Repeat every record below, word for word.

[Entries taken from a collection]
· · ·
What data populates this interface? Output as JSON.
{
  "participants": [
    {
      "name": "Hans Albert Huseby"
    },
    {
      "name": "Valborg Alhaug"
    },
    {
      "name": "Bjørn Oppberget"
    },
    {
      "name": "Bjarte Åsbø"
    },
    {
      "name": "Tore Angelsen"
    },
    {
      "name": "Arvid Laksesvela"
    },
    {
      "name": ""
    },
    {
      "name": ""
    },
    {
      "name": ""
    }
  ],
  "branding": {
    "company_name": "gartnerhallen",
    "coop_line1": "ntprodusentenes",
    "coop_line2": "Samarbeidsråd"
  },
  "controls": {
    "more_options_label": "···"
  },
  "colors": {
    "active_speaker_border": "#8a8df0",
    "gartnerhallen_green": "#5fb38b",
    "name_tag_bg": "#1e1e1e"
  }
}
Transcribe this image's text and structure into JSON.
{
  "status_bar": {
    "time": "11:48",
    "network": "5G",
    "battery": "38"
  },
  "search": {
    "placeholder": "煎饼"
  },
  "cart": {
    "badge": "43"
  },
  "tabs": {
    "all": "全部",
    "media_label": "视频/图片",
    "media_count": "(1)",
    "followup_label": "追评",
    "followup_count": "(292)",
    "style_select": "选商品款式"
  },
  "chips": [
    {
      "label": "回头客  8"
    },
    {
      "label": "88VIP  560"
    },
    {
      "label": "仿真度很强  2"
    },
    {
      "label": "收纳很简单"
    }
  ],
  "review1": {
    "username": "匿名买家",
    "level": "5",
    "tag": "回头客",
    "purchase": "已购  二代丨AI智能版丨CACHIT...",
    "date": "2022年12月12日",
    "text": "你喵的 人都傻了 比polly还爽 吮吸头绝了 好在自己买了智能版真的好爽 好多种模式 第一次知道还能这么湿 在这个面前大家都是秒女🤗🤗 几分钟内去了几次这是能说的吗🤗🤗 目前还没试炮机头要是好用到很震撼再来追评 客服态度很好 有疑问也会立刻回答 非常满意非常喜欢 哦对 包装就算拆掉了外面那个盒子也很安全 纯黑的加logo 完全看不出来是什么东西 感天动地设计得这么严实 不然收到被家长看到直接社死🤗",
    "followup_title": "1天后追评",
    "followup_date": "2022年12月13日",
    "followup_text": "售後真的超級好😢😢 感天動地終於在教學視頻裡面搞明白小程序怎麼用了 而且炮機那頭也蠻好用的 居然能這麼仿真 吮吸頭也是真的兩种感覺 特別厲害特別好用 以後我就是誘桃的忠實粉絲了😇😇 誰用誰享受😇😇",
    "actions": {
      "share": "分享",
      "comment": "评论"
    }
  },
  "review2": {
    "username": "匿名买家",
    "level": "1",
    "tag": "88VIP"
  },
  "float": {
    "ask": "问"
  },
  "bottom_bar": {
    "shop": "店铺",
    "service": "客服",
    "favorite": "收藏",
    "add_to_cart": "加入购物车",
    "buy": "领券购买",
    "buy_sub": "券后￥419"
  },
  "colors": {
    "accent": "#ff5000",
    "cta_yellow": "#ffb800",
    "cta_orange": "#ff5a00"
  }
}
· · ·
** Answer space **
What data populates this interface? Output as JSON.
{
  "participants": [
    {
      "name": "Hans Albert Huseby"
    },
    {
      "name": "Valborg Alhaug"
    },
    {
      "name": "Bjørn Oppberget"
    },
    {
      "name": "Bjarte Åsbø"
    },
    {
      "name": "Tore Angelsen"
    },
    {
      "name": "Arvid Laksesvela"
    },
    {
      "name": ""
    },
    {
      "name": ""
    },
    {
      "name": ""
    }
  ],
  "branding": {
    "company_name": "gartnerhallen",
    "coop_line1": "ntprodusentenes",
    "coop_line2": "Samarbeidsråd"
  },
  "controls": {
    "more_options_label": "···"
  },
  "colors": {
    "active_speaker_border": "#8a8df0",
    "gartnerhallen_green": "#5fb38b",
    "name_tag_bg": "#1e1e1e"
  }
}
Transcribe this image's text and structure into JSON.
{
  "status_bar": {
    "time": "11:48",
    "network": "5G",
    "battery": "38"
  },
  "search": {
    "placeholder": "煎饼"
  },
  "cart": {
    "badge": "43"
  },
  "tabs": {
    "all": "全部",
    "media_label": "视频/图片",
    "media_count": "(1)",
    "followup_label": "追评",
    "followup_count": "(292)",
    "style_select": "选商品款式"
  },
  "chips": [
    {
      "label": "回头客  8"
    },
    {
      "label": "88VIP  560"
    },
    {
      "label": "仿真度很强  2"
    },
    {
      "label": "收纳很简单"
    }
  ],
  "review1": {
    "username": "匿名买家",
    "level": "5",
    "tag": "回头客",
    "purchase": "已购  二代丨AI智能版丨CACHIT...",
    "date": "2022年12月12日",
    "text": "你喵的 人都傻了 比polly还爽 吮吸头绝了 好在自己买了智能版真的好爽 好多种模式 第一次知道还能这么湿 在这个面前大家都是秒女🤗🤗 几分钟内去了几次这是能说的吗🤗🤗 目前还没试炮机头要是好用到很震撼再来追评 客服态度很好 有疑问也会立刻回答 非常满意非常喜欢 哦对 包装就算拆掉了外面那个盒子也很安全 纯黑的加logo 完全看不出来是什么东西 感天动地设计得这么严实 不然收到被家长看到直接社死🤗",
    "followup_title": "1天后追评",
    "followup_date": "2022年12月13日",
    "followup_text": "售後真的超級好😢😢 感天動地終於在教學視頻裡面搞明白小程序怎麼用了 而且炮機那頭也蠻好用的 居然能這麼仿真 吮吸頭也是真的兩种感覺 特別厲害特別好用 以後我就是誘桃的忠實粉絲了😇😇 誰用誰享受😇😇",
    "actions": {
      "share": "分享",
      "comment": "评论"
    }
  },
  "review2": {
    "username": "匿名买家",
    "level": "1",
    "tag": "88VIP"
  },
  "float": {
    "ask": "问"
  },
  "bottom_bar": {
    "shop": "店铺",
    "service": "客服",
    "favorite": "收藏",
    "add_to_cart": "加入购物车",
    "buy": "领券购买",
    "buy_sub": "券后￥419"
  },
  "colors": {
    "accent": "#ff5000",
    "cta_yellow": "#ffb800",
    "cta_orange": "#ff5a00"
  }
}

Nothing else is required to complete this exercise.